## Task prompt
Each line containing the string "person" should be copied out of the entries.

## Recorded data
'''
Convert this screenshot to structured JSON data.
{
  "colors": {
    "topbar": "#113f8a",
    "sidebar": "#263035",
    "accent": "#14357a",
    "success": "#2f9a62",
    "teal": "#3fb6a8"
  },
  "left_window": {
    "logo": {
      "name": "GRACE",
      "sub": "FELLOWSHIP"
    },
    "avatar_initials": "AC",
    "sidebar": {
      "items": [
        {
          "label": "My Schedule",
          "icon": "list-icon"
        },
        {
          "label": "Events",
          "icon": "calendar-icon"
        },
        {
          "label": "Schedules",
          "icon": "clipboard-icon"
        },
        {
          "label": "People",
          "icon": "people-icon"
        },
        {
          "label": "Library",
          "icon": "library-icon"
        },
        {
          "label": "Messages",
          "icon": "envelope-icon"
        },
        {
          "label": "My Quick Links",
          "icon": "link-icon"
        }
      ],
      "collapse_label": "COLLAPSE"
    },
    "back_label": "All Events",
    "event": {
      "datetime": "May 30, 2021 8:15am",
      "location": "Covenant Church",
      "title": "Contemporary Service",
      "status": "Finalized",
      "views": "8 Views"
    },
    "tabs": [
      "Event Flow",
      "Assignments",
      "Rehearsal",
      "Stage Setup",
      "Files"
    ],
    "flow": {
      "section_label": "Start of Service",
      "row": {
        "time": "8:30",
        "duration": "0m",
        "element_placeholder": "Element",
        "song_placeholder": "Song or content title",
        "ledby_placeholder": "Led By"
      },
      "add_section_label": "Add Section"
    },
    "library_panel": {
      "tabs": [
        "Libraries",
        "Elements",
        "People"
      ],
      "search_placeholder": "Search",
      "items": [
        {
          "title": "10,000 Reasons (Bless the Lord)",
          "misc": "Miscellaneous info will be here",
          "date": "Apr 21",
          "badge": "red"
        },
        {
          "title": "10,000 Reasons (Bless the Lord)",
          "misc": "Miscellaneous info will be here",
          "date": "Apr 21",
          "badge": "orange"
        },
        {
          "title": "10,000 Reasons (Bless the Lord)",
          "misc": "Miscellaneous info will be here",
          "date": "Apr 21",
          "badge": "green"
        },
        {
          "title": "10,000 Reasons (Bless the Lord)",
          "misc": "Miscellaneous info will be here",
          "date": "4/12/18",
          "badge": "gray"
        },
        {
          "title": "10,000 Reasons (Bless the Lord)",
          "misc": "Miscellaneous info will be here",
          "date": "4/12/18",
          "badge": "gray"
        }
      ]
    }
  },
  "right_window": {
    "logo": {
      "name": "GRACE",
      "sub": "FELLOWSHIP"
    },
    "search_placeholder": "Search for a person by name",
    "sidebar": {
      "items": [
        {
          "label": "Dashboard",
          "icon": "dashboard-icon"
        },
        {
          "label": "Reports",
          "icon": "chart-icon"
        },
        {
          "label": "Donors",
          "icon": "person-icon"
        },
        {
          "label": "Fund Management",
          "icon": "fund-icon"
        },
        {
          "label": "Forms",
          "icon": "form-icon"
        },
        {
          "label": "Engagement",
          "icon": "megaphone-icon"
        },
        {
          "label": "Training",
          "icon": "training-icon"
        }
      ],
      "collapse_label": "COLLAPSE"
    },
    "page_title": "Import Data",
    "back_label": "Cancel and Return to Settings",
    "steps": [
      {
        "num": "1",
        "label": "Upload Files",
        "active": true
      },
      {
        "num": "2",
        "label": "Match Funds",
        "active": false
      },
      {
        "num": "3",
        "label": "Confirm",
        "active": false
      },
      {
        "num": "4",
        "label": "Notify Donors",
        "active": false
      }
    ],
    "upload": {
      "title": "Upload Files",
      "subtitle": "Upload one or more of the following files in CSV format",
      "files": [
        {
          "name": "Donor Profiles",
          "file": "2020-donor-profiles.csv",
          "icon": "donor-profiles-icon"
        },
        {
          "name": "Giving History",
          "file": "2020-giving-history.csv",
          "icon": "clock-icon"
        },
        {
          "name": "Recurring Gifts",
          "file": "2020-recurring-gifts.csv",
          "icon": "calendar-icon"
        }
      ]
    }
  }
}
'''
## Answer to the exercise
    "search_placeholder": "Search for a person by name",
          "icon": "person-icon"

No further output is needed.